■ About this exercise ■
Down to the last line, repeat the records exactly.

[Website and app data records]
◇ ◇ ◇ ◇ ◇ ◇ ◇

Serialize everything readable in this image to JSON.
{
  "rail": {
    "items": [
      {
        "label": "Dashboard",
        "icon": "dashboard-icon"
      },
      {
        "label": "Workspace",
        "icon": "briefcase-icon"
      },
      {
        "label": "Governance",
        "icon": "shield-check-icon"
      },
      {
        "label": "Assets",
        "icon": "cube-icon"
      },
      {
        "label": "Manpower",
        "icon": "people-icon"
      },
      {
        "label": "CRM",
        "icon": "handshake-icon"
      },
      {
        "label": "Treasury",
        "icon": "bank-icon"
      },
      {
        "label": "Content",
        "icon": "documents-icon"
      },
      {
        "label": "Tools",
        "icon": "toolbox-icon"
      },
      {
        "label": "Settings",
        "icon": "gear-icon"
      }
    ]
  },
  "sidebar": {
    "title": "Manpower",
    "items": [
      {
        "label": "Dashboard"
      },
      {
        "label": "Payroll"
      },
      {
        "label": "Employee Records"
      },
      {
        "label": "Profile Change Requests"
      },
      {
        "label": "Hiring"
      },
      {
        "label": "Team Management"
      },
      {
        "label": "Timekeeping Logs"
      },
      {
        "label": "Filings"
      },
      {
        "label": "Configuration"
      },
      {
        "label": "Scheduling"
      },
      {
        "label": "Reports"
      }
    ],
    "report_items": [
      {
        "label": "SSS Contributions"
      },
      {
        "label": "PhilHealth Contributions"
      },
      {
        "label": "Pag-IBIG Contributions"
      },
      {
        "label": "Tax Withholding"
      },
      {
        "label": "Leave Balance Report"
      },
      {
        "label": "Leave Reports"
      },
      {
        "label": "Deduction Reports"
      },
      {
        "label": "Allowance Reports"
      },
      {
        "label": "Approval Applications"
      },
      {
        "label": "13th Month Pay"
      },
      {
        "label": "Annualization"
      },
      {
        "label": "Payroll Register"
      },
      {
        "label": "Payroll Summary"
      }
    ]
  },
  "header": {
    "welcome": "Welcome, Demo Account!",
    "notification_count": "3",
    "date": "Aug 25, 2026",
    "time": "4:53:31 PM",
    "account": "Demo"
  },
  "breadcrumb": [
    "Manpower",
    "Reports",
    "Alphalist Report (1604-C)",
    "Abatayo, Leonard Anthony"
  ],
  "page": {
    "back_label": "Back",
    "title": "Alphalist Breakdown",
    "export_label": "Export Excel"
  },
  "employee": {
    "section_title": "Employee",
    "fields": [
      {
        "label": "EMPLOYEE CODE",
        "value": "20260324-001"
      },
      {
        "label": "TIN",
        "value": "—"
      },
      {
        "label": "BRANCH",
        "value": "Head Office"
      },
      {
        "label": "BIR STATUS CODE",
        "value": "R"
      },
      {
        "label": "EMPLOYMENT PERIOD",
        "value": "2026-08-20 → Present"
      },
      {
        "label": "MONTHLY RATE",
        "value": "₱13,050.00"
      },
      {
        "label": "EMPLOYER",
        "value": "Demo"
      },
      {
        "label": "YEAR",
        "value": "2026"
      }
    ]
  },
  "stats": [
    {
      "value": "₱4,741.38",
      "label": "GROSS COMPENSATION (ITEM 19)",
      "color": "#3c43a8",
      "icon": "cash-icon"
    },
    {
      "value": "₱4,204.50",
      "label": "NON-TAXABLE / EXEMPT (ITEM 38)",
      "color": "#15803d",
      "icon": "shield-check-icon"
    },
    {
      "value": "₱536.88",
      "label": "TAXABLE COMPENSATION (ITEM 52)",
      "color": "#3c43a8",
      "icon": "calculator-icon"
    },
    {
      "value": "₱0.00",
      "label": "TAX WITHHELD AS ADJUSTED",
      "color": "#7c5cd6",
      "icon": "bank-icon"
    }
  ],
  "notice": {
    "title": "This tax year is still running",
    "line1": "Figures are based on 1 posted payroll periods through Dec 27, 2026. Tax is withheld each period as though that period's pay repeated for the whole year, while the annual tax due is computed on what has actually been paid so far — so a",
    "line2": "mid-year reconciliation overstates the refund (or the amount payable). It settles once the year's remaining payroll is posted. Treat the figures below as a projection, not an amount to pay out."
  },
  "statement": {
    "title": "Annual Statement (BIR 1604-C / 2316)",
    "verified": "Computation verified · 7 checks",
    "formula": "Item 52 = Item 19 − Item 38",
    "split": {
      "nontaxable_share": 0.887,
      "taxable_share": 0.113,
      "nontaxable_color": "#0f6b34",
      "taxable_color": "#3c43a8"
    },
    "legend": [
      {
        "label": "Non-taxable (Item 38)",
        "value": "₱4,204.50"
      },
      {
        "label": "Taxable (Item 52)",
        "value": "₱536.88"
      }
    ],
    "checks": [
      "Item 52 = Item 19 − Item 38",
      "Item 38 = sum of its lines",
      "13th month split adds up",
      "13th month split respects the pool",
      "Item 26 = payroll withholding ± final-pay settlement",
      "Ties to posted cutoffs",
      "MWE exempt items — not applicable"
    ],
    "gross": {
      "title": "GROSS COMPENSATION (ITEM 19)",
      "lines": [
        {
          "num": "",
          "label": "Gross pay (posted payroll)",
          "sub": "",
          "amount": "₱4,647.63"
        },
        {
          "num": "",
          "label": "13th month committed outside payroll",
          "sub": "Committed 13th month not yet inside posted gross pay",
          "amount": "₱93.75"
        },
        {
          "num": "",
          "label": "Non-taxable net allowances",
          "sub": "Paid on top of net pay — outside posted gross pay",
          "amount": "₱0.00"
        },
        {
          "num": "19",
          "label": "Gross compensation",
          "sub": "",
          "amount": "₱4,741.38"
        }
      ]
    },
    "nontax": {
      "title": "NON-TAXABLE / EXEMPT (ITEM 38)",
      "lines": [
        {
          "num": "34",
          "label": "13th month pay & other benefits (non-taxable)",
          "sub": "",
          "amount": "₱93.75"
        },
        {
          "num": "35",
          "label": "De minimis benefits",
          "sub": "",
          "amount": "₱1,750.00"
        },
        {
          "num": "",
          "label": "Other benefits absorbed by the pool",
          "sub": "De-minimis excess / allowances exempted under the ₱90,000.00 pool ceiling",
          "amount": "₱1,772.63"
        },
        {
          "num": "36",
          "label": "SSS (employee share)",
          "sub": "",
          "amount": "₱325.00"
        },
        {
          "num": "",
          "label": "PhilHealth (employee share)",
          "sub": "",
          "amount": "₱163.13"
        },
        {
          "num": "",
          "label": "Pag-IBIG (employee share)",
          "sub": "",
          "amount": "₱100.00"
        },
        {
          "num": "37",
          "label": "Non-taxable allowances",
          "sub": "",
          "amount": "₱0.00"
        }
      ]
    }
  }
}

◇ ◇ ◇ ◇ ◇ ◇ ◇

■ Problem solution ■
Serialize everything readable in this image to JSON.
{
  "rail": {
    "items": [
      {
        "label": "Dashboard",
        "icon": "dashboard-icon"
      },
      {
        "label": "Workspace",
        "icon": "briefcase-icon"
      },
      {
        "label": "Governance",
        "icon": "shield-check-icon"
      },
      {
        "label": "Assets",
        "icon": "cube-icon"
      },
      {
        "label": "Manpower",
        "icon": "people-icon"
      },
      {
        "label": "CRM",
        "icon": "handshake-icon"
      },
      {
        "label": "Treasury",
        "icon": "bank-icon"
      },
      {
        "label": "Content",
        "icon": "documents-icon"
      },
      {
        "label": "Tools",
        "icon": "toolbox-icon"
      },
      {
        "label": "Settings",
        "icon": "gear-icon"
      }
    ]
  },
  "sidebar": {
    "title": "Manpower",
    "items": [
      {
        "label": "Dashboard"
      },
      {
        "label": "Payroll"
      },
      {
        "label": "Employee Records"
      },
      {
        "label": "Profile Change Requests"
      },
      {
        "label": "Hiring"
      },
      {
        "label": "Team Management"
      },
      {
        "label": "Timekeeping Logs"
      },
      {
        "label": "Filings"
      },
      {
        "label": "Configuration"
      },
      {
        "label": "Scheduling"
      },
      {
        "label": "Reports"
      }
    ],
    "report_items": [
      {
        "label": "SSS Contributions"
      },
      {
        "label": "PhilHealth Contributions"
      },
      {
        "label": "Pag-IBIG Contributions"
      },
      {
        "label": "Tax Withholding"
      },
      {
        "label": "Leave Balance Report"
      },
      {
        "label": "Leave Reports"
      },
      {
        "label": "Deduction Reports"
      },
      {
        "label": "Allowance Reports"
      },
      {
        "label": "Approval Applications"
      },
      {
        "label": "13th Month Pay"
      },
      {
        "label": "Annualization"
      },
      {
        "label": "Payroll Register"
      },
      {
        "label": "Payroll Summary"
      }
    ]
  },
  "header": {
    "welcome": "Welcome, Demo Account!",
    "notification_count": "3",
    "date": "Aug 25, 2026",
    "time": "4:53:31 PM",
    "account": "Demo"
  },
  "breadcrumb": [
    "Manpower",
    "Reports",
    "Alphalist Report (1604-C)",
    "Abatayo, Leonard Anthony"
  ],
  "page": {
    "back_label": "Back",
    "title": "Alphalist Breakdown",
    "export_label": "Export Excel"
  },
  "employee": {
    "section_title": "Employee",
    "fields": [
      {
        "label": "EMPLOYEE CODE",
        "value": "20260324-001"
      },
      {
        "label": "TIN",
        "value": "—"
      },
      {
        "label": "BRANCH",
        "value": "Head Office"
      },
      {
        "label": "BIR STATUS CODE",
        "value": "R"
      },
      {
        "label": "EMPLOYMENT PERIOD",
        "value": "2026-08-20 → Present"
      },
      {
        "label": "MONTHLY RATE",
        "value": "₱13,050.00"
      },
      {
        "label": "EMPLOYER",
        "value": "Demo"
      },
      {
        "label": "YEAR",
        "value": "2026"
      }
    ]
  },
  "stats": [
    {
      "value": "₱4,741.38",
      "label": "GROSS COMPENSATION (ITEM 19)",
      "color": "#3c43a8",
      "icon": "cash-icon"
    },
    {
      "value": "₱4,204.50",
      "label": "NON-TAXABLE / EXEMPT (ITEM 38)",
      "color": "#15803d",
      "icon": "shield-check-icon"
    },
    {
      "value": "₱536.88",
      "label": "TAXABLE COMPENSATION (ITEM 52)",
      "color": "#3c43a8",
      "icon": "calculator-icon"
    },
    {
      "value": "₱0.00",
      "label": "TAX WITHHELD AS ADJUSTED",
      "color": "#7c5cd6",
      "icon": "bank-icon"
    }
  ],
  "notice": {
    "title": "This tax year is still running",
    "line1": "Figures are based on 1 posted payroll periods through Dec 27, 2026. Tax is withheld each period as though that period's pay repeated for the whole year, while the annual tax due is computed on what has actually been paid so far — so a",
    "line2": "mid-year reconciliation overstates the refund (or the amount payable). It settles once the year's remaining payroll is posted. Treat the figures below as a projection, not an amount to pay out."
  },
  "statement": {
    "title": "Annual Statement (BIR 1604-C / 2316)",
    "verified": "Computation verified · 7 checks",
    "formula": "Item 52 = Item 19 − Item 38",
    "split": {
      "nontaxable_share": 0.887,
      "taxable_share": 0.113,
      "nontaxable_color": "#0f6b34",
      "taxable_color": "#3c43a8"
    },
    "legend": [
      {
        "label": "Non-taxable (Item 38)",
        "value": "₱4,204.50"
      },
      {
        "label": "Taxable (Item 52)",
        "value": "₱536.88"
      }
    ],
    "checks": [
      "Item 52 = Item 19 − Item 38",
      "Item 38 = sum of its lines",
      "13th month split adds up",
      "13th month split respects the pool",
      "Item 26 = payroll withholding ± final-pay settlement",
      "Ties to posted cutoffs",
      "MWE exempt items — not applicable"
    ],
    "gross": {
      "title": "GROSS COMPENSATION (ITEM 19)",
      "lines": [
        {
          "num": "",
          "label": "Gross pay (posted payroll)",
          "sub": "",
          "amount": "₱4,647.63"
        },
        {
          "num": "",
          "label": "13th month committed outside payroll",
          "sub": "Committed 13th month not yet inside posted gross pay",
          "amount": "₱93.75"
        },
        {
          "num": "",
          "label": "Non-taxable net allowances",
          "sub": "Paid on top of net pay — outside posted gross pay",
          "amount": "₱0.00"
        },
        {
          "num": "19",
          "label": "Gross compensation",
          "sub": "",
          "amount": "₱4,741.38"
        }
      ]
    },
    "nontax": {
      "title": "NON-TAXABLE / EXEMPT (ITEM 38)",
      "lines": [
        {
          "num": "34",
          "label": "13th month pay & other benefits (non-taxable)",
          "sub": "",
          "amount": "₱93.75"
        },
        {
          "num": "35",
          "label": "De minimis benefits",
          "sub": "",
          "amount": "₱1,750.00"
        },
        {
          "num": "",
          "label": "Other benefits absorbed by the pool",
          "sub": "De-minimis excess / allowances exempted under the ₱90,000.00 pool ceiling",
          "amount": "₱1,772.63"
        },
        {
          "num": "36",
          "label": "SSS (employee share)",
          "sub": "",
          "amount": "₱325.00"
        },
        {
          "num": "",
          "label": "PhilHealth (employee share)",
          "sub": "",
          "amount": "₱163.13"
        },
        {
          "num": "",
          "label": "Pag-IBIG (employee share)",
          "sub": "",
          "amount": "₱100.00"
        },
        {
          "num": "37",
          "label": "Non-taxable allowances",
          "sub": "",
          "amount": "₱0.00"
        }
      ]
    }
  }
}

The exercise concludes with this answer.